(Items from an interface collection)
★ ★ ★

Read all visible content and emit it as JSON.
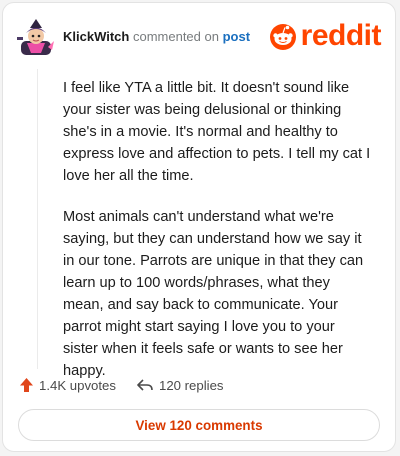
{
  "header": {
    "username": "KlickWitch",
    "action_text": "commented on",
    "post_link": "post",
    "logo_text": "reddit"
  },
  "comment": {
    "paragraphs": [
      "I feel like YTA a little bit. It doesn't sound like your sister was being delusional or thinking she's in a movie. It's normal and healthy to express love and affection to pets. I tell my cat I love her all the time.",
      "Most animals can't understand what we're saying, but they can understand how we say it in our tone. Parrots are unique in that they can learn up to 100 words/phrases, what they mean, and say back to communicate. Your parrot might start saying I love you to your sister when it feels safe or wants to see her happy."
    ]
  },
  "actions": {
    "upvotes": "1.4K upvotes",
    "replies": "120 replies"
  },
  "footer": {
    "view_comments": "View 120 comments"
  },
  "colors": {
    "brand": "#ff4500",
    "link": "#1a6fbf",
    "upvote": "#e0461b"
  },
  "icons": {
    "avatar": "avatar",
    "logo": "reddit-logo-icon",
    "upvote": "upvote-arrow-icon",
    "reply": "reply-arrow-icon"
  }
}
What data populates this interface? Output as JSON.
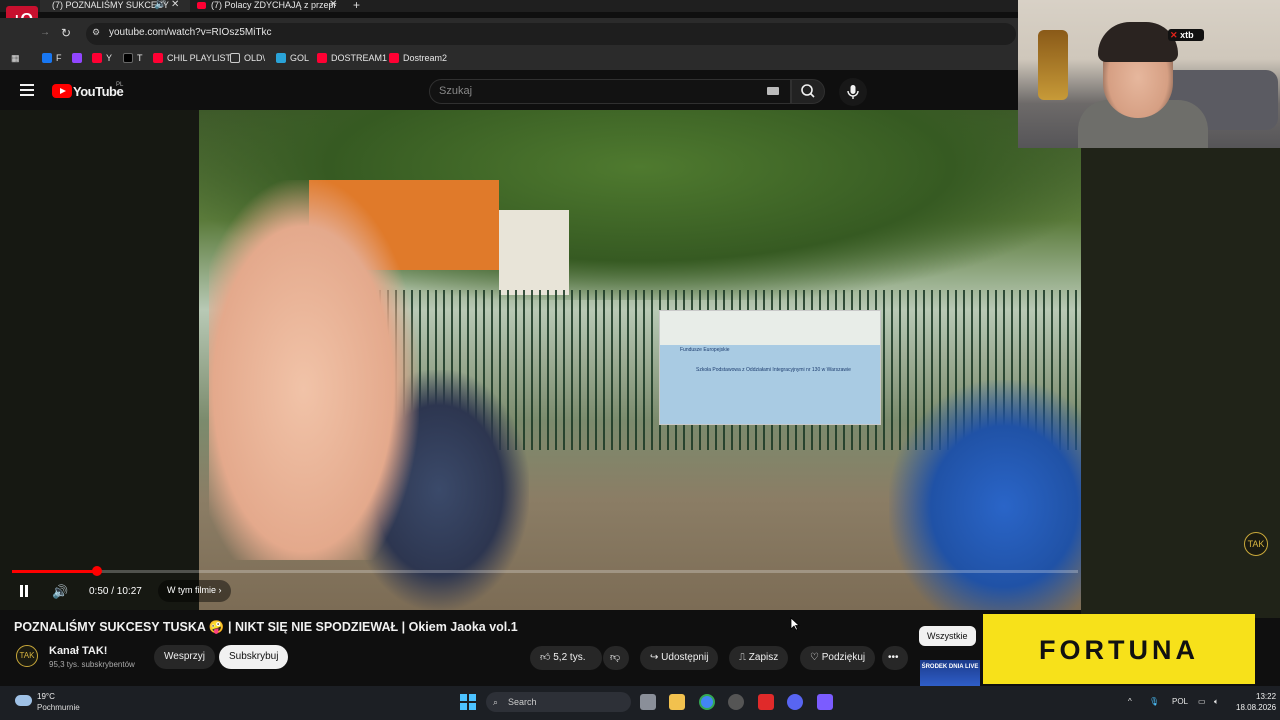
{
  "browser": {
    "tabs": [
      {
        "label": "(7) POZNALIŚMY SUKCESY"
      },
      {
        "label": "(7) Polacy ZDYCHAJĄ z przepr"
      }
    ],
    "url": "youtube.com/watch?v=RIOsz5MiTkc",
    "bookmarks": [
      "F",
      "Y",
      "T",
      "CHIL PLAYLIST",
      "OLD\\",
      "GOL",
      "DOSTREAM1",
      "Dostream2"
    ]
  },
  "youtube": {
    "logo_text": "YouTube",
    "region": "PL",
    "search_placeholder": "Szukaj"
  },
  "player": {
    "time": "0:50 / 10:27",
    "chapter_label": "W tym filmie",
    "progress_fraction": 0.08,
    "banner_lines": [
      "Fundusze Europejskie",
      "Szkoła Podstawowa z Oddziałami Integracyjnymi nr 130 w Warszawie"
    ]
  },
  "video": {
    "title": "POZNALIŚMY SUKCESY TUSKA 🤪 | NIKT SIĘ NIE SPODZIEWAŁ | Okiem Jaoka vol.1",
    "channel": "Kanał TAK!",
    "subscribers": "95,3 tys. subskrybentów",
    "support_label": "Wesprzyj",
    "subscribe_label": "Subskrybuj",
    "likes": "5,2 tys.",
    "share_label": "Udostępnij",
    "save_label": "Zapisz",
    "thanks_label": "Podziękuj"
  },
  "sidebar": {
    "filter_all": "Wszystkie"
  },
  "overlay": {
    "sponsor": "FORTUNA",
    "promo": "ŚRODEK DNIA LIVE",
    "webcam_badge": "xtb"
  },
  "taskbar": {
    "temperature": "19°C",
    "weather": "Pochmurnie",
    "search_label": "Search",
    "language": "POL",
    "time": "13:22",
    "date": "18.08.2026"
  },
  "colors": {
    "youtube_red": "#ff0000",
    "fortuna_yellow": "#f7e11a",
    "windows_accent": "#4cc2ff"
  }
}
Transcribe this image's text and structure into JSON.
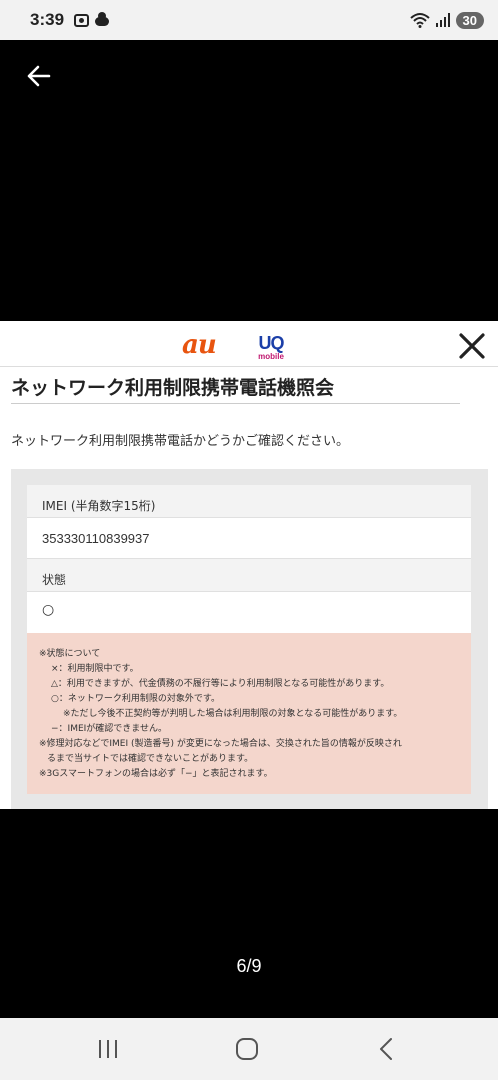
{
  "status_bar": {
    "time": "3:39",
    "battery": "30"
  },
  "viewer": {
    "page_counter": "6/9"
  },
  "header": {
    "au_logo": "au",
    "uq_logo": "UQ",
    "uq_sub": "mobile"
  },
  "page": {
    "title": "ネットワーク利用制限携帯電話機照会",
    "intro": "ネットワーク利用制限携帯電話かどうかご確認ください。"
  },
  "form": {
    "imei_label": "IMEI (半角数字15桁)",
    "imei_value": "353330110839937",
    "status_label": "状態",
    "status_value": "○"
  },
  "notes": {
    "heading": "※状態について",
    "x_line": "×：利用制限中です。",
    "triangle_line": "△：利用できますが、代金債務の不履行等により利用制限となる可能性があります。",
    "circle_line": "○：ネットワーク利用制限の対象外です。",
    "circle_sub": "※ただし今後不正契約等が判明した場合は利用制限の対象となる可能性があります。",
    "dash_line": "−：IMEIが確認できません。",
    "repair_line_1": "※修理対応などでIMEI (製造番号) が変更になった場合は、交換された旨の情報が反映され",
    "repair_line_2": "るまで当サイトでは確認できないことがあります。",
    "three_g_line": "※3Gスマートフォンの場合は必ず「−」と表記されます。"
  }
}
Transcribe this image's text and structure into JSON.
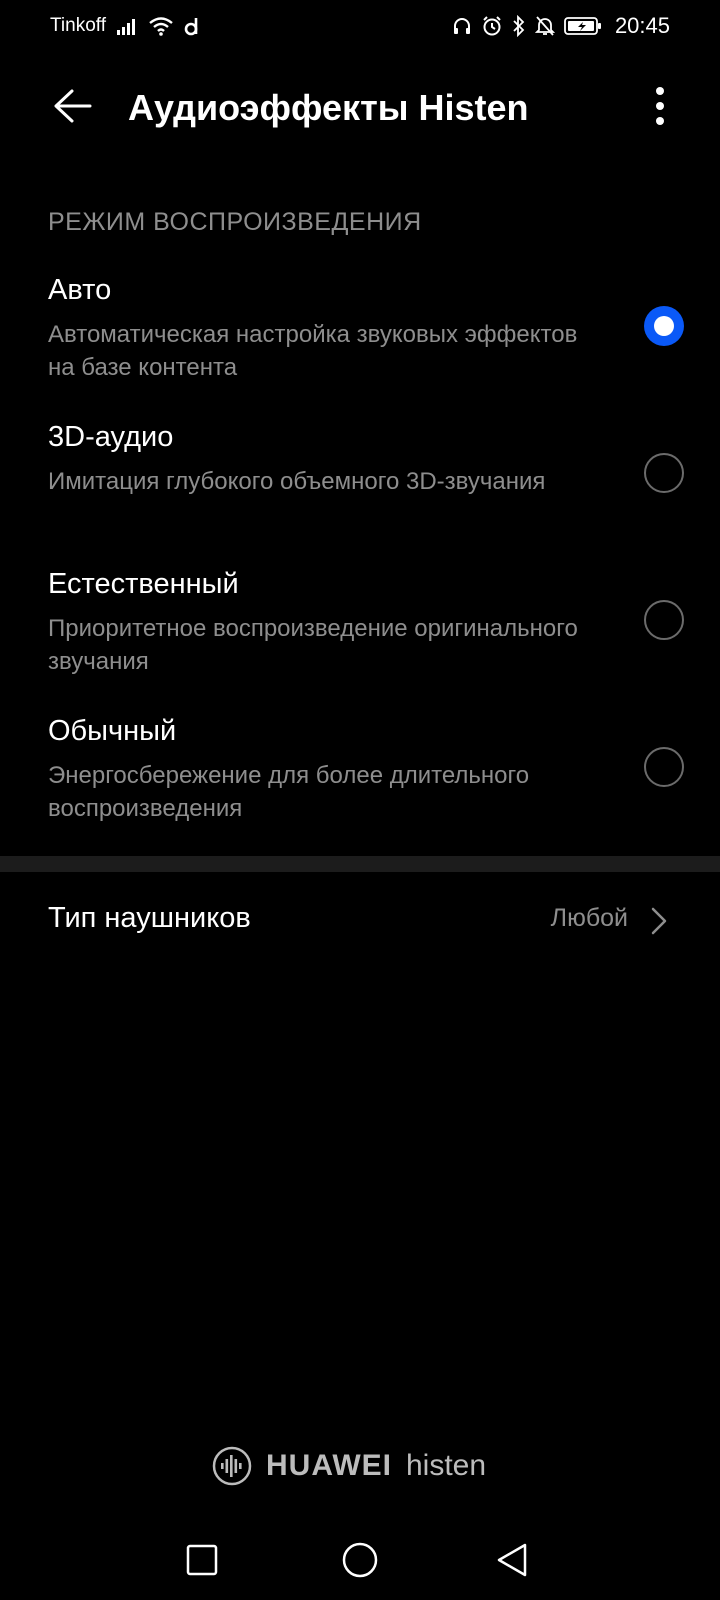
{
  "status_bar": {
    "carrier": "Tinkoff",
    "time": "20:45",
    "icons": [
      "signal-icon",
      "wifi-icon",
      "d-app-icon",
      "headphones-icon",
      "alarm-icon",
      "bluetooth-icon",
      "mute-icon",
      "battery-charging-icon"
    ]
  },
  "app_bar": {
    "title": "Аудиоэффекты Histen",
    "back_icon": "back-arrow-icon",
    "more_icon": "more-vertical-icon"
  },
  "section": {
    "header": "РЕЖИМ ВОСПРОИЗВЕДЕНИЯ"
  },
  "options": [
    {
      "title": "Авто",
      "description": "Автоматическая настройка звуковых эффектов на базе контента",
      "selected": true
    },
    {
      "title": "3D-аудио",
      "description": "Имитация глубокого объемного 3D-звучания",
      "selected": false
    },
    {
      "title": "Естественный",
      "description": "Приоритетное воспроизведение оригинального звучания",
      "selected": false
    },
    {
      "title": "Обычный",
      "description": "Энергосбережение для более длительного воспроизведения",
      "selected": false
    }
  ],
  "headphone_type": {
    "label": "Тип наушников",
    "value": "Любой"
  },
  "brand": {
    "name_bold": "HUAWEI",
    "name_light": "histen"
  },
  "colors": {
    "background": "#000000",
    "accent": "#0a59f7",
    "secondary_text": "#8e8e8e",
    "divider": "#1c1c1c"
  },
  "nav_bar": [
    "recents-square-icon",
    "home-circle-icon",
    "back-triangle-icon"
  ]
}
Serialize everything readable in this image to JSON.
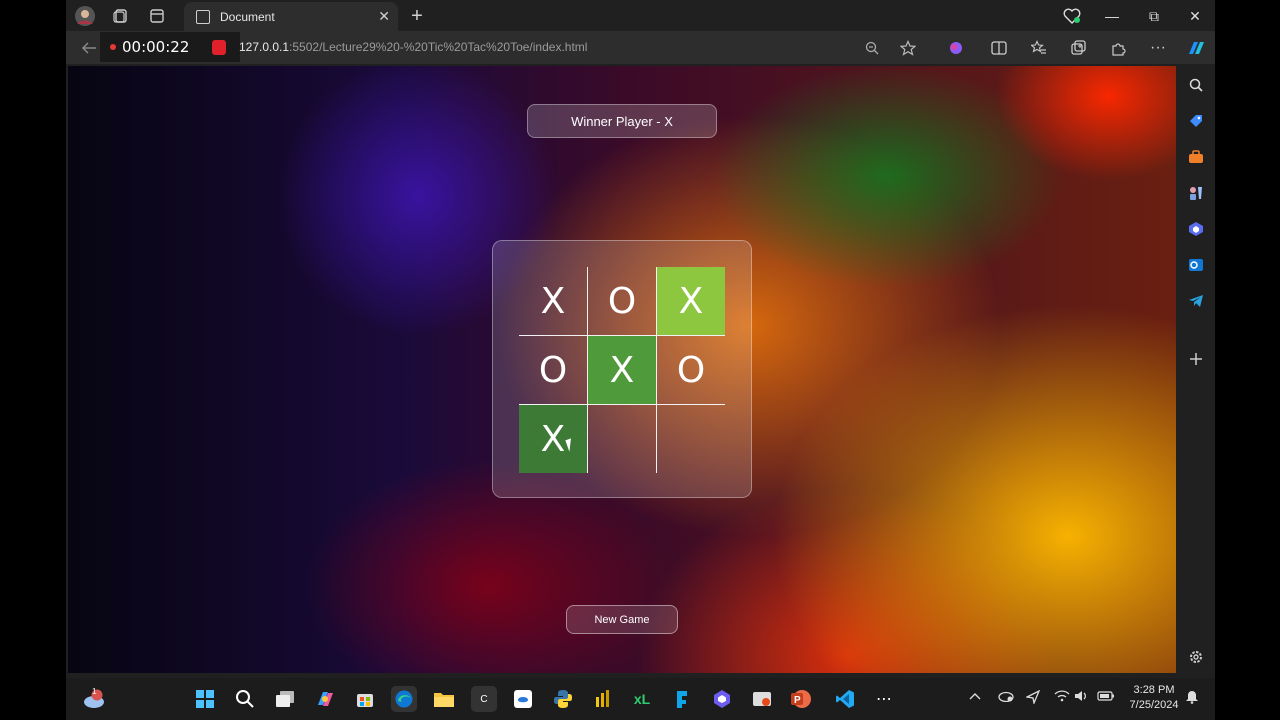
{
  "browser": {
    "tab": {
      "title": "Document",
      "close_glyph": "✕"
    },
    "new_tab_glyph": "+",
    "window_controls": {
      "minimize": "—",
      "restore": "⧉",
      "close": "✕"
    },
    "url_host": "127.0.0.1",
    "url_path": ":5502/Lecture29%20-%20Tic%20Tac%20Toe/index.html"
  },
  "recorder": {
    "time": "00:00:22"
  },
  "game": {
    "winner_text": "Winner Player - X",
    "new_game_label": "New Game",
    "board": [
      "X",
      "O",
      "X",
      "O",
      "X",
      "O",
      "X",
      "",
      ""
    ],
    "winning_cells": [
      2,
      4,
      6
    ]
  },
  "taskbar": {
    "clock_time": "3:28 PM",
    "clock_date": "7/25/2024",
    "weather_badge": "1",
    "overflow_glyph": "⋯"
  },
  "icons": {
    "tabstrip": [
      "profile-avatar-icon",
      "workspaces-icon",
      "tab-actions-icon"
    ],
    "address": [
      "back-icon",
      "zoom-icon",
      "favorite-star-icon",
      "copilot-icon",
      "split-screen-icon",
      "favorites-icon",
      "collections-icon",
      "extensions-icon",
      "more-icon"
    ],
    "sidebar": [
      "search-icon",
      "tag-icon",
      "tools-icon",
      "games-icon",
      "copilot-app-icon",
      "outlook-icon",
      "telegram-icon",
      "add-icon",
      "settings-icon"
    ]
  },
  "colors": {
    "win_cell_1": "#8dc63f",
    "win_cell_2": "#4f9a3a",
    "win_cell_3": "#3d7a35"
  }
}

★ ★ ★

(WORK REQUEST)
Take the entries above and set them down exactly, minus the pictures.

(RESPONSE)
Read all visible content and emit it as JSON.
{
  "header": {
    "username": "KlickWitch",
    "action_text": "commented on",
    "post_link": "post",
    "logo_text": "reddit"
  },
  "comment": {
    "paragraphs": [
      "I feel like YTA a little bit. It doesn't sound like your sister was being delusional or thinking she's in a movie. It's normal and healthy to express love and affection to pets. I tell my cat I love her all the time.",
      "Most animals can't understand what we're saying, but they can understand how we say it in our tone. Parrots are unique in that they can learn up to 100 words/phrases, what they mean, and say back to communicate. Your parrot might start saying I love you to your sister when it feels safe or wants to see her happy."
    ]
  },
  "actions": {
    "upvotes": "1.4K upvotes",
    "replies": "120 replies"
  },
  "footer": {
    "view_comments": "View 120 comments"
  },
  "colors": {
    "brand": "#ff4500",
    "link": "#1a6fbf",
    "upvote": "#e0461b"
  },
  "icons": {
    "avatar": "avatar",
    "logo": "reddit-logo-icon",
    "upvote": "upvote-arrow-icon",
    "reply": "reply-arrow-icon"
  }
}
What data populates this interface? Output as JSON.
{
  "browser": {
    "tabs": [
      {
        "label": "(7) POZNALIŚMY SUKCESY"
      },
      {
        "label": "(7) Polacy ZDYCHAJĄ z przepr"
      }
    ],
    "url": "youtube.com/watch?v=RIOsz5MiTkc",
    "bookmarks": [
      "F",
      "Y",
      "T",
      "CHIL PLAYLIST",
      "OLD\\",
      "GOL",
      "DOSTREAM1",
      "Dostream2"
    ]
  },
  "youtube": {
    "logo_text": "YouTube",
    "region": "PL",
    "search_placeholder": "Szukaj"
  },
  "player": {
    "time": "0:50 / 10:27",
    "chapter_label": "W tym filmie",
    "progress_fraction": 0.08,
    "banner_lines": [
      "Fundusze Europejskie",
      "Szkoła Podstawowa z Oddziałami Integracyjnymi nr 130 w Warszawie"
    ]
  },
  "video": {
    "title": "POZNALIŚMY SUKCESY TUSKA 🤪 | NIKT SIĘ NIE SPODZIEWAŁ | Okiem Jaoka vol.1",
    "channel": "Kanał TAK!",
    "subscribers": "95,3 tys. subskrybentów",
    "support_label": "Wesprzyj",
    "subscribe_label": "Subskrybuj",
    "likes": "5,2 tys.",
    "share_label": "Udostępnij",
    "save_label": "Zapisz",
    "thanks_label": "Podziękuj"
  },
  "sidebar": {
    "filter_all": "Wszystkie"
  },
  "overlay": {
    "sponsor": "FORTUNA",
    "promo": "ŚRODEK DNIA LIVE",
    "webcam_badge": "xtb"
  },
  "taskbar": {
    "temperature": "19°C",
    "weather": "Pochmurnie",
    "search_label": "Search",
    "language": "POL",
    "time": "13:22",
    "date": "18.08.2026"
  },
  "colors": {
    "youtube_red": "#ff0000",
    "fortuna_yellow": "#f7e11a",
    "windows_accent": "#4cc2ff"
  }
}
Transcribe this image's text and structure into JSON.
{
  "status_bar": {
    "time": "3:39",
    "battery": "30"
  },
  "viewer": {
    "page_counter": "6/9"
  },
  "header": {
    "au_logo": "au",
    "uq_logo": "UQ",
    "uq_sub": "mobile"
  },
  "page": {
    "title": "ネットワーク利用制限携帯電話機照会",
    "intro": "ネットワーク利用制限携帯電話かどうかご確認ください。"
  },
  "form": {
    "imei_label": "IMEI (半角数字15桁)",
    "imei_value": "353330110839937",
    "status_label": "状態",
    "status_value": "○"
  },
  "notes": {
    "heading": "※状態について",
    "x_line": "×：利用制限中です。",
    "triangle_line": "△：利用できますが、代金債務の不履行等により利用制限となる可能性があります。",
    "circle_line": "○：ネットワーク利用制限の対象外です。",
    "circle_sub": "※ただし今後不正契約等が判明した場合は利用制限の対象となる可能性があります。",
    "dash_line": "−：IMEIが確認できません。",
    "repair_line_1": "※修理対応などでIMEI (製造番号) が変更になった場合は、交換された旨の情報が反映され",
    "repair_line_2": "るまで当サイトでは確認できないことがあります。",
    "three_g_line": "※3Gスマートフォンの場合は必ず「−」と表記されます。"
  }
}
Transcribe this image's text and structure into JSON.
{
  "status_bar": {
    "carrier": "Tinkoff",
    "time": "20:45",
    "icons": [
      "signal-icon",
      "wifi-icon",
      "d-app-icon",
      "headphones-icon",
      "alarm-icon",
      "bluetooth-icon",
      "mute-icon",
      "battery-charging-icon"
    ]
  },
  "app_bar": {
    "title": "Аудиоэффекты Histen",
    "back_icon": "back-arrow-icon",
    "more_icon": "more-vertical-icon"
  },
  "section": {
    "header": "РЕЖИМ ВОСПРОИЗВЕДЕНИЯ"
  },
  "options": [
    {
      "title": "Авто",
      "description": "Автоматическая настройка звуковых эффектов на базе контента",
      "selected": true
    },
    {
      "title": "3D-аудио",
      "description": "Имитация глубокого объемного 3D-звучания",
      "selected": false
    },
    {
      "title": "Естественный",
      "description": "Приоритетное воспроизведение оригинального звучания",
      "selected": false
    },
    {
      "title": "Обычный",
      "description": "Энергосбережение для более длительного воспроизведения",
      "selected": false
    }
  ],
  "headphone_type": {
    "label": "Тип наушников",
    "value": "Любой"
  },
  "brand": {
    "name_bold": "HUAWEI",
    "name_light": "histen"
  },
  "colors": {
    "background": "#000000",
    "accent": "#0a59f7",
    "secondary_text": "#8e8e8e",
    "divider": "#1c1c1c"
  },
  "nav_bar": [
    "recents-square-icon",
    "home-circle-icon",
    "back-triangle-icon"
  ]
}
Serialize everything readable in this image to JSON.
{
  "browser": {
    "tab": {
      "title": "Document",
      "close_glyph": "✕"
    },
    "new_tab_glyph": "+",
    "window_controls": {
      "minimize": "—",
      "restore": "⧉",
      "close": "✕"
    },
    "url_host": "127.0.0.1",
    "url_path": ":5502/Lecture29%20-%20Tic%20Tac%20Toe/index.html"
  },
  "recorder": {
    "time": "00:00:22"
  },
  "game": {
    "winner_text": "Winner Player - X",
    "new_game_label": "New Game",
    "board": [
      "X",
      "O",
      "X",
      "O",
      "X",
      "O",
      "X",
      "",
      ""
    ],
    "winning_cells": [
      2,
      4,
      6
    ]
  },
  "taskbar": {
    "clock_time": "3:28 PM",
    "clock_date": "7/25/2024",
    "weather_badge": "1",
    "overflow_glyph": "⋯"
  },
  "icons": {
    "tabstrip": [
      "profile-avatar-icon",
      "workspaces-icon",
      "tab-actions-icon"
    ],
    "address": [
      "back-icon",
      "zoom-icon",
      "favorite-star-icon",
      "copilot-icon",
      "split-screen-icon",
      "favorites-icon",
      "collections-icon",
      "extensions-icon",
      "more-icon"
    ],
    "sidebar": [
      "search-icon",
      "tag-icon",
      "tools-icon",
      "games-icon",
      "copilot-app-icon",
      "outlook-icon",
      "telegram-icon",
      "add-icon",
      "settings-icon"
    ]
  },
  "colors": {
    "win_cell_1": "#8dc63f",
    "win_cell_2": "#4f9a3a",
    "win_cell_3": "#3d7a35"
  }
}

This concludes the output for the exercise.